(MATERIALS PROVIDED):
________________________________________
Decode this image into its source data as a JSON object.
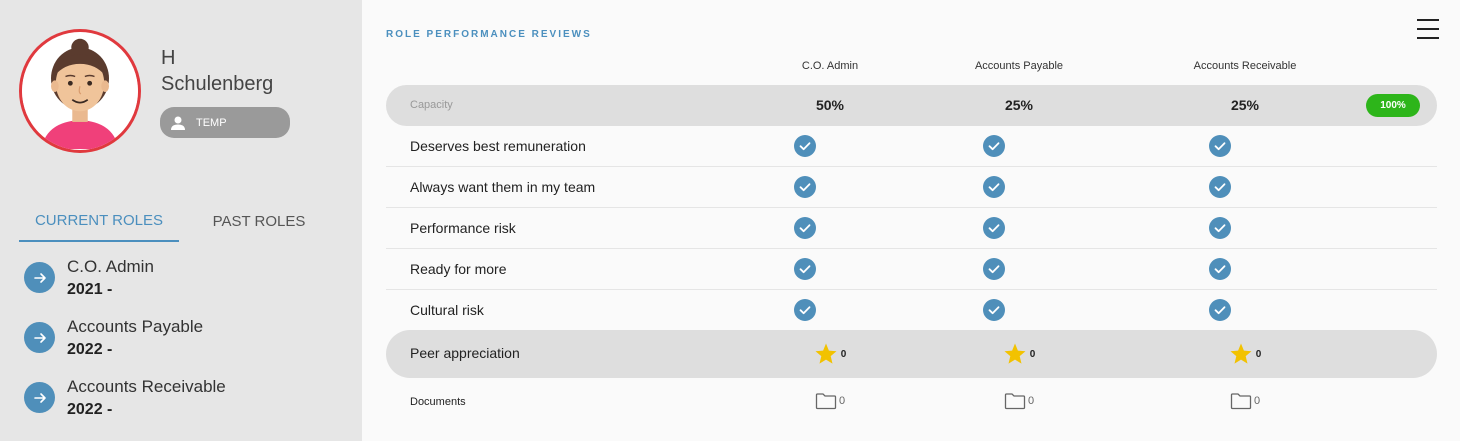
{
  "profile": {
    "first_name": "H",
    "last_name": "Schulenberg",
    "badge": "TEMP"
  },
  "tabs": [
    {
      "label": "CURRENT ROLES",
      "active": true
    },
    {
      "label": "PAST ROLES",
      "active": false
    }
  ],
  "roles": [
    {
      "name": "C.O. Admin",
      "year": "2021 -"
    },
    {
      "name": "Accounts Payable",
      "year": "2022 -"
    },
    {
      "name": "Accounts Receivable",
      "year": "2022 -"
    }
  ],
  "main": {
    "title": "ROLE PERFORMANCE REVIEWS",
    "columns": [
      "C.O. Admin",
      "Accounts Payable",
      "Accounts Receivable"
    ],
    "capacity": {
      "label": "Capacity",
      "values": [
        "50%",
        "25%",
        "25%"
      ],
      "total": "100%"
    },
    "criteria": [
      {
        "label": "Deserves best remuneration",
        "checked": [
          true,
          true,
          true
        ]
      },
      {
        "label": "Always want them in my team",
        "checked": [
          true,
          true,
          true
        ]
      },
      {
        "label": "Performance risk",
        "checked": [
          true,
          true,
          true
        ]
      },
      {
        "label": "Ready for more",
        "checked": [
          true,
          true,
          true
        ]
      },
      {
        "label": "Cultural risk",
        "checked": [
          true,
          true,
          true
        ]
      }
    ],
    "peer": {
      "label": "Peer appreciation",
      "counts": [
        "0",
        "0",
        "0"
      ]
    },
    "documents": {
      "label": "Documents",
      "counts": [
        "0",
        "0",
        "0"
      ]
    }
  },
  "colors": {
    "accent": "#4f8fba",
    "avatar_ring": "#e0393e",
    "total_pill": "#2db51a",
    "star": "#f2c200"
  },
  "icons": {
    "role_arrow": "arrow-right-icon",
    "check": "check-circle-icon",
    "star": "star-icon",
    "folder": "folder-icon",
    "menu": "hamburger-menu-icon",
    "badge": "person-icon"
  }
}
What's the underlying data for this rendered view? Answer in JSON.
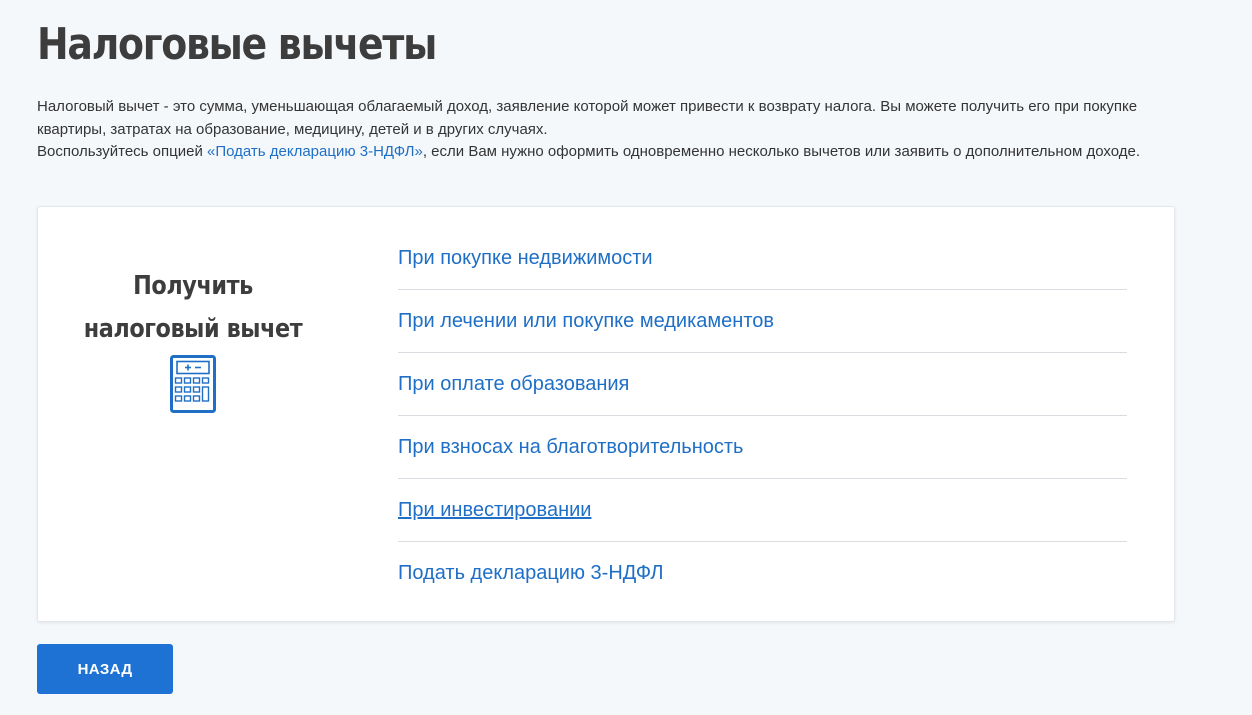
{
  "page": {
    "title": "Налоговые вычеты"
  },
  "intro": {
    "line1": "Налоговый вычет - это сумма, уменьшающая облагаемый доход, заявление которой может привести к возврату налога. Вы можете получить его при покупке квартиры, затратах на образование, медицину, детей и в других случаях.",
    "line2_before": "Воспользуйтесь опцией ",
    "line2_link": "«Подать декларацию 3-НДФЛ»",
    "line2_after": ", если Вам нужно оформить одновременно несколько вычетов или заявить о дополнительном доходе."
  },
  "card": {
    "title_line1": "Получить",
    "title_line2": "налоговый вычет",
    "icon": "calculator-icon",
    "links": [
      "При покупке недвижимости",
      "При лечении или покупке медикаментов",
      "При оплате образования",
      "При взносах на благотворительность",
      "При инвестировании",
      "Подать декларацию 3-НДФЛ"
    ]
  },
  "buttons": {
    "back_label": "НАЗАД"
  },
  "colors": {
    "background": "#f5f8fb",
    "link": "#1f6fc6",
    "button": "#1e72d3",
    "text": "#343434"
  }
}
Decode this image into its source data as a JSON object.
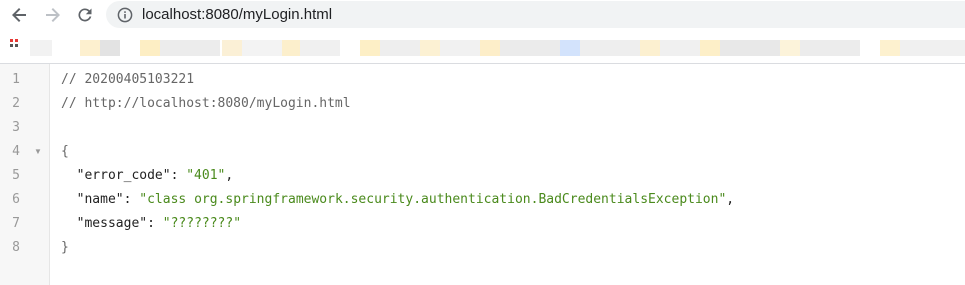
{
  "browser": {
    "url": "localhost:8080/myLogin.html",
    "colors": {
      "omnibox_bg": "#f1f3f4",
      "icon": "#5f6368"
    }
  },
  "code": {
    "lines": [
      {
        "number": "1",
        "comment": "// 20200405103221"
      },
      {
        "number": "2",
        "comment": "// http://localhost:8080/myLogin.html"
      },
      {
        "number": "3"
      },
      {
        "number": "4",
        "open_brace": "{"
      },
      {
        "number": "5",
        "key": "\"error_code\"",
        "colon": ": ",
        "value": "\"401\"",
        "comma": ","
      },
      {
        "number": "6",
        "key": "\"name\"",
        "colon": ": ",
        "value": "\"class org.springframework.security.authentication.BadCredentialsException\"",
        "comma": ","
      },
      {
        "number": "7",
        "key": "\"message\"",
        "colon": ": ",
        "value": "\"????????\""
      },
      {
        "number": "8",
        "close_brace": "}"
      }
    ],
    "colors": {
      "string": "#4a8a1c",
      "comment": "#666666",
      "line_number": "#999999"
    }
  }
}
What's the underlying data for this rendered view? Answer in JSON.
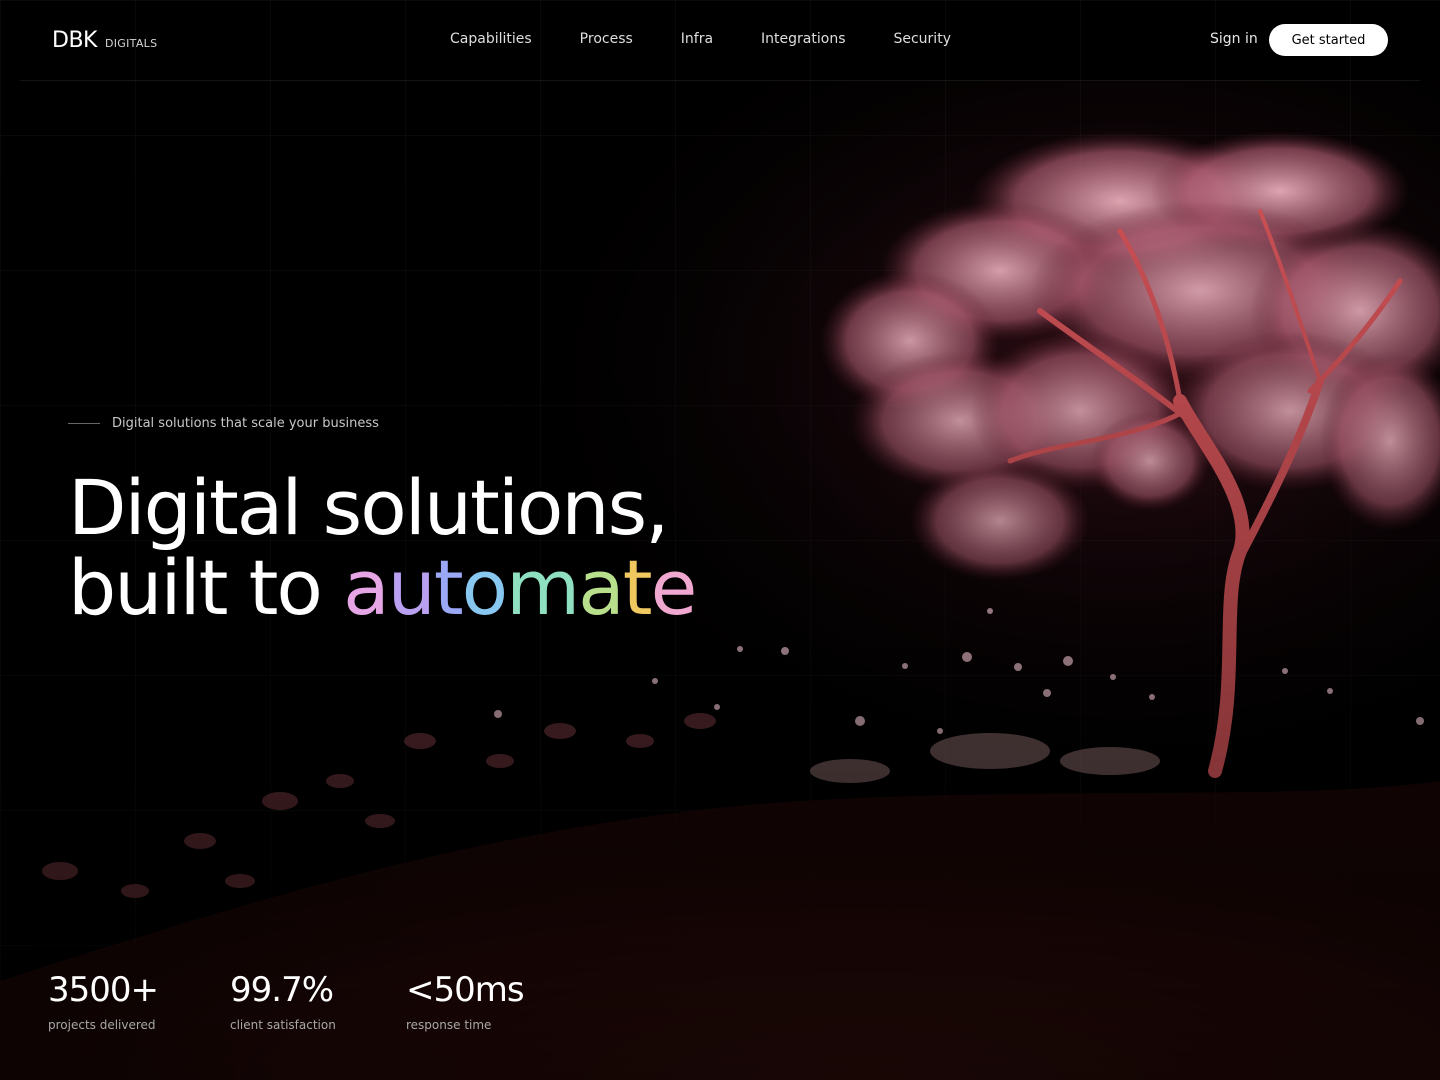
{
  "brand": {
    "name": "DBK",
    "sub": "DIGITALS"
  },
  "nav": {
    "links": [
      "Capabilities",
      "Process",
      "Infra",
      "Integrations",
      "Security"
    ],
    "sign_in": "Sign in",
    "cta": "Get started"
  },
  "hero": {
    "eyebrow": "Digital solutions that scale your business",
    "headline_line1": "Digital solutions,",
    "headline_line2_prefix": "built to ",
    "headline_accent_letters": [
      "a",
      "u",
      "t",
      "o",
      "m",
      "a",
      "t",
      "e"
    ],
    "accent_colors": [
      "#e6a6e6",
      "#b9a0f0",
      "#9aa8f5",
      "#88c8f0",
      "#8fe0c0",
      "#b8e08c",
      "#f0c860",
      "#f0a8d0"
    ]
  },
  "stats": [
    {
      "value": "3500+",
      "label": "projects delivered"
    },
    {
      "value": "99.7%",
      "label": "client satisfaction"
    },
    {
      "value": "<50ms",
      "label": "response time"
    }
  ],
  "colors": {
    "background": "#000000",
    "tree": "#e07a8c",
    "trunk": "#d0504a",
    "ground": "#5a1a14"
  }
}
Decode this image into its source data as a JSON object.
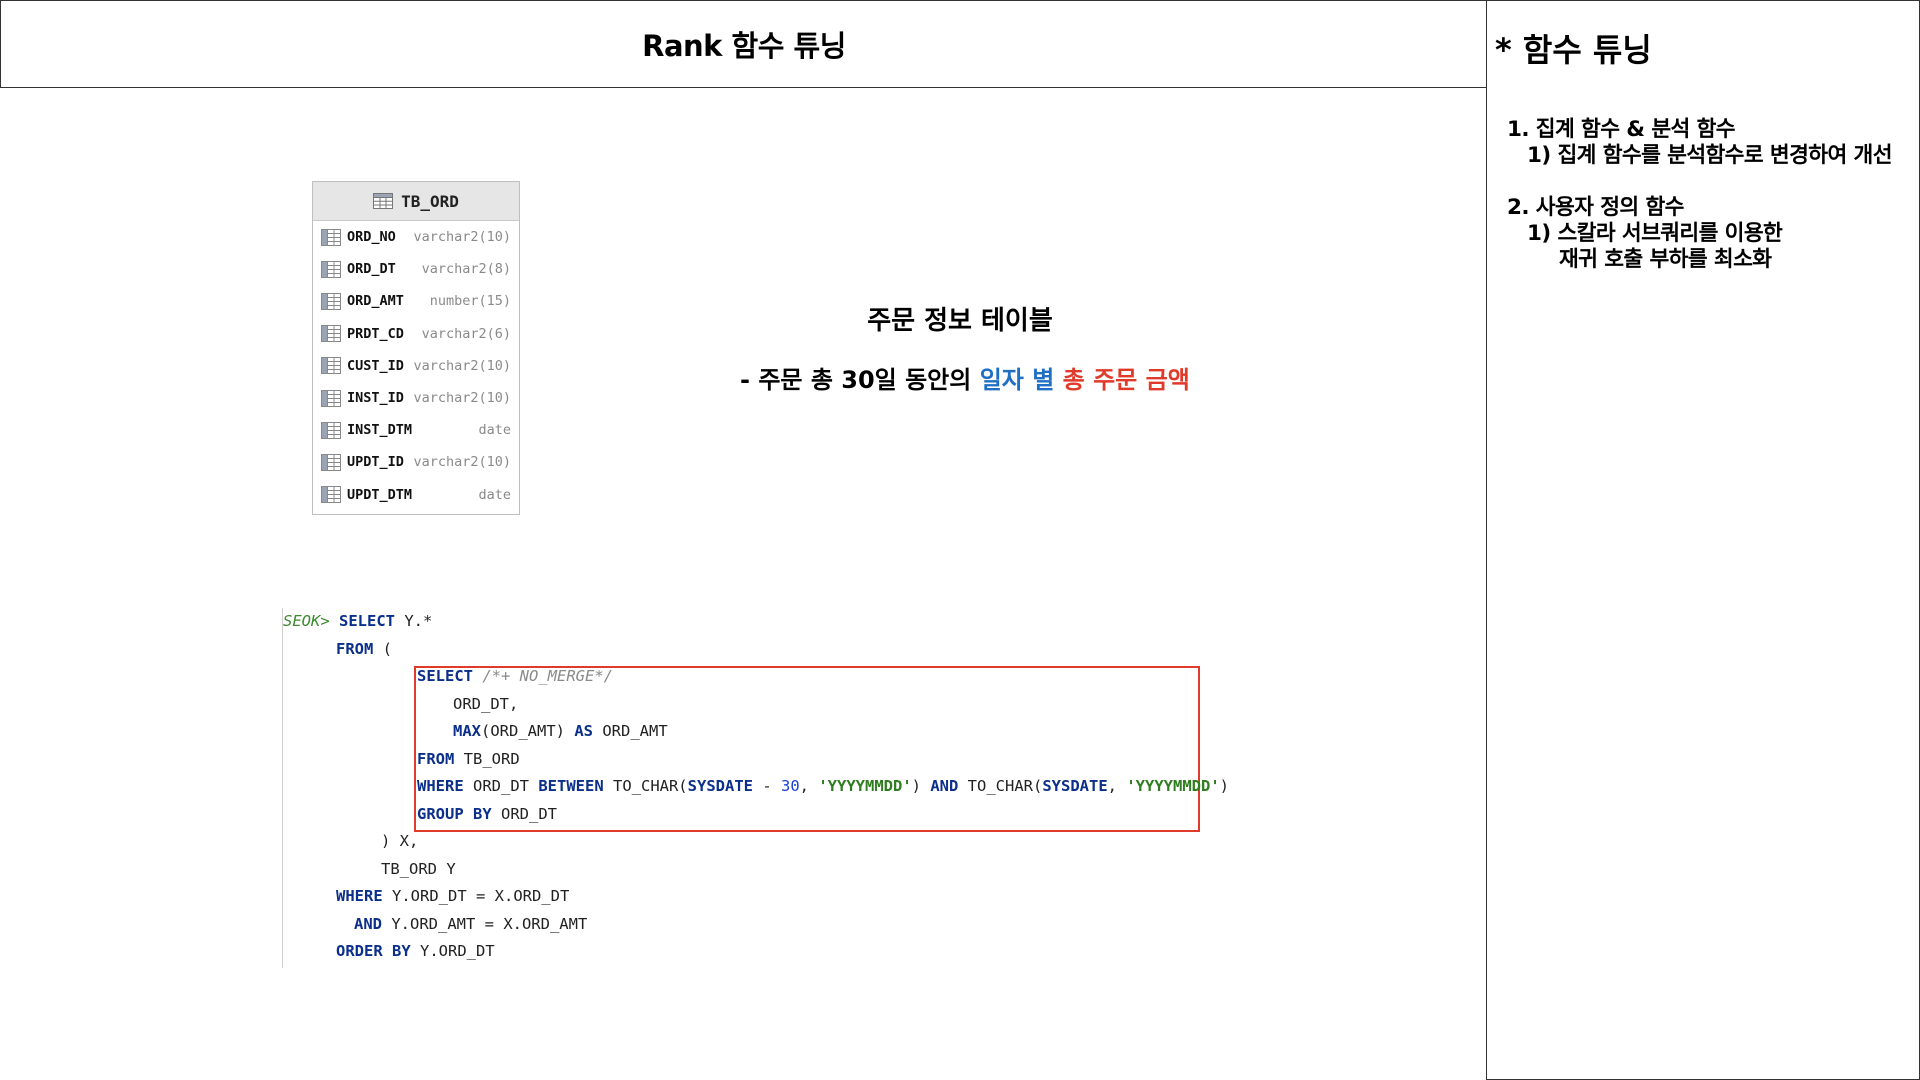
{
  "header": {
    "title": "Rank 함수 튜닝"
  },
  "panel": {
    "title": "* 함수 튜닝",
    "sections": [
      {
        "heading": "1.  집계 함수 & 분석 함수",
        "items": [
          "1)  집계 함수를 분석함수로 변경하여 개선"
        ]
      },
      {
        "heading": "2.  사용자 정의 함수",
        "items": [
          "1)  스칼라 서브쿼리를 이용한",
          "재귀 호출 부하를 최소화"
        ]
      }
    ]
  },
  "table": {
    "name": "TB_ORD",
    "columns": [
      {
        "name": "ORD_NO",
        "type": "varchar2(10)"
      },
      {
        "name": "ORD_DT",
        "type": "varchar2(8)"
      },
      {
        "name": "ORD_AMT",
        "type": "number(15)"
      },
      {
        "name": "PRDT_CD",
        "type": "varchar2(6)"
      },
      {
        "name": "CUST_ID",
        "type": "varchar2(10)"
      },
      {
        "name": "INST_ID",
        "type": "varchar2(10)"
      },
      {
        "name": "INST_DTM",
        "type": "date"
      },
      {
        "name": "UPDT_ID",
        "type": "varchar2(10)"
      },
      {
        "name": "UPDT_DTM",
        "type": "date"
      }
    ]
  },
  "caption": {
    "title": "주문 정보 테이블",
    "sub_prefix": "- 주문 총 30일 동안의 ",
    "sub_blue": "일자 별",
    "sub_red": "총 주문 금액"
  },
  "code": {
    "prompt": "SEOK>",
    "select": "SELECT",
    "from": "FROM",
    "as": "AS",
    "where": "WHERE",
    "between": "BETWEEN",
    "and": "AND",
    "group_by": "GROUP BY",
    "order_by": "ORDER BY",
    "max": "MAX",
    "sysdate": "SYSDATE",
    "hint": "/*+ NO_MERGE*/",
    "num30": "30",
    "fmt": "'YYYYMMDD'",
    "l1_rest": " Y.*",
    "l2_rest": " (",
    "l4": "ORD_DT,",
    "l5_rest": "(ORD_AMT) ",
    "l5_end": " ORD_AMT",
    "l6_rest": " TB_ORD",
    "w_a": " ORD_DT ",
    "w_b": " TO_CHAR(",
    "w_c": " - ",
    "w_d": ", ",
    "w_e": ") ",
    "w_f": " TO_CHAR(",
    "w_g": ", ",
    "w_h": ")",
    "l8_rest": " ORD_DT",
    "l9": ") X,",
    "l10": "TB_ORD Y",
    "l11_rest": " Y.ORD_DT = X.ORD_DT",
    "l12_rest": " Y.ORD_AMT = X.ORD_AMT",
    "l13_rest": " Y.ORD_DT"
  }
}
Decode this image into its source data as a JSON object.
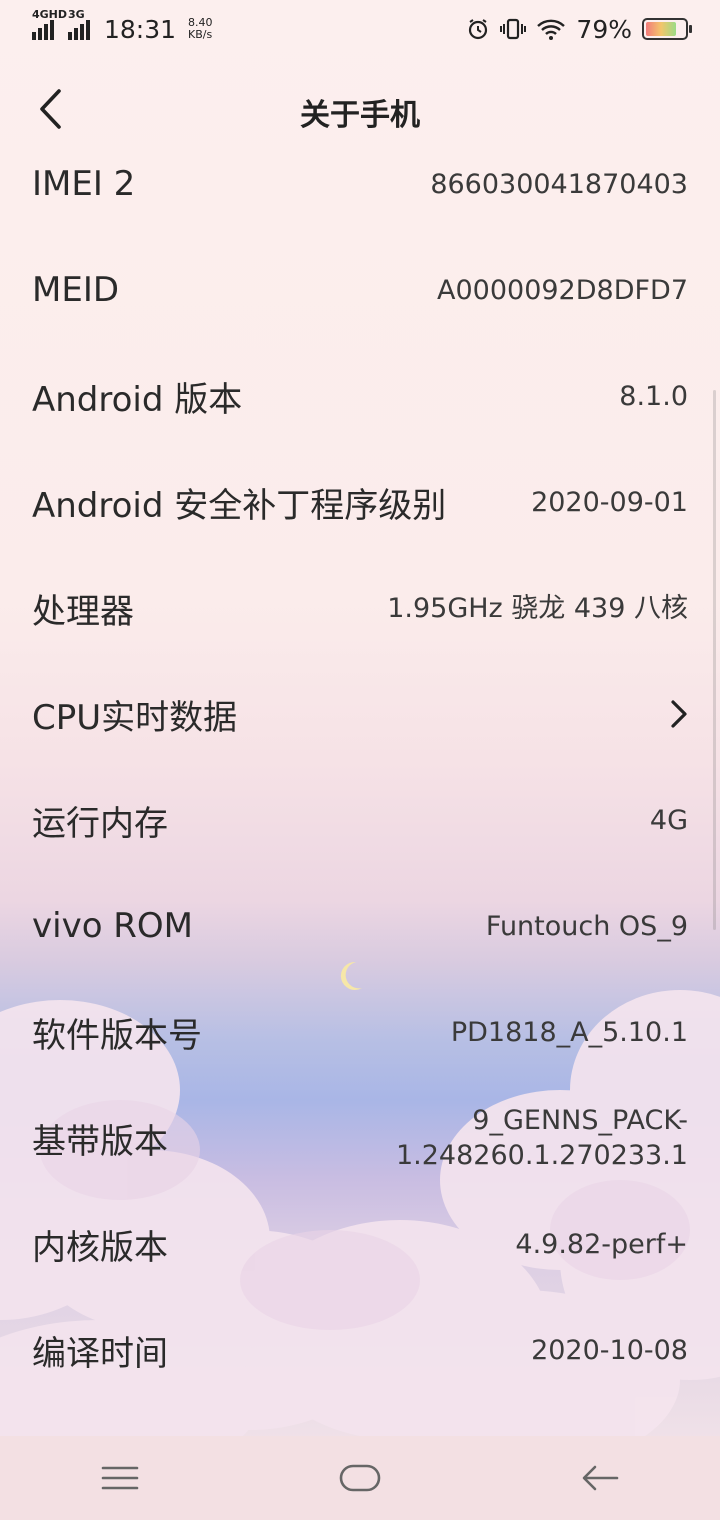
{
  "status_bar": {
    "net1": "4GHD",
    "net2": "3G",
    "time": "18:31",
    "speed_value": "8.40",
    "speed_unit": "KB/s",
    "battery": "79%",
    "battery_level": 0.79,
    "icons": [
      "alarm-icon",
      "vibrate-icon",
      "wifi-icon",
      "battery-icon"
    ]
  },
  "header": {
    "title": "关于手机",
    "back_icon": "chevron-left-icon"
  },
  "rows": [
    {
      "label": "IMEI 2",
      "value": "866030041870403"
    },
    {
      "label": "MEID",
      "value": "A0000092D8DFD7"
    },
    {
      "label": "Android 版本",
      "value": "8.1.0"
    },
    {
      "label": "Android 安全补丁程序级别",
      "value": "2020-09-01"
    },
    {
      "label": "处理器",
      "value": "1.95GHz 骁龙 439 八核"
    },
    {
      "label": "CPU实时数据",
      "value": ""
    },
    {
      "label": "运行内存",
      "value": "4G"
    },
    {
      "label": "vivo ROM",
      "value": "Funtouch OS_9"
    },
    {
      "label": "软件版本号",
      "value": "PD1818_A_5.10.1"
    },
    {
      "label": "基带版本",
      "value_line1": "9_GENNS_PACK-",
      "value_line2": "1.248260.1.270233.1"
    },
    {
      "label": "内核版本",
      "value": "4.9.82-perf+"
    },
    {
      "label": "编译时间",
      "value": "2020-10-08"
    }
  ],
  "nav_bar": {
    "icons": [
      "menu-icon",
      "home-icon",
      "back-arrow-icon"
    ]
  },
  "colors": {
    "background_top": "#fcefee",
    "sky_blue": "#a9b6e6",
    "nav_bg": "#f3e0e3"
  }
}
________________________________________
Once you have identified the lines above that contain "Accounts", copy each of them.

(ANSWER TO THE EXERCISE):
      "name": "Accounts Payable",
      "name": "Accounts Receivable",
      "Accounts Payable",
      "Accounts Receivable"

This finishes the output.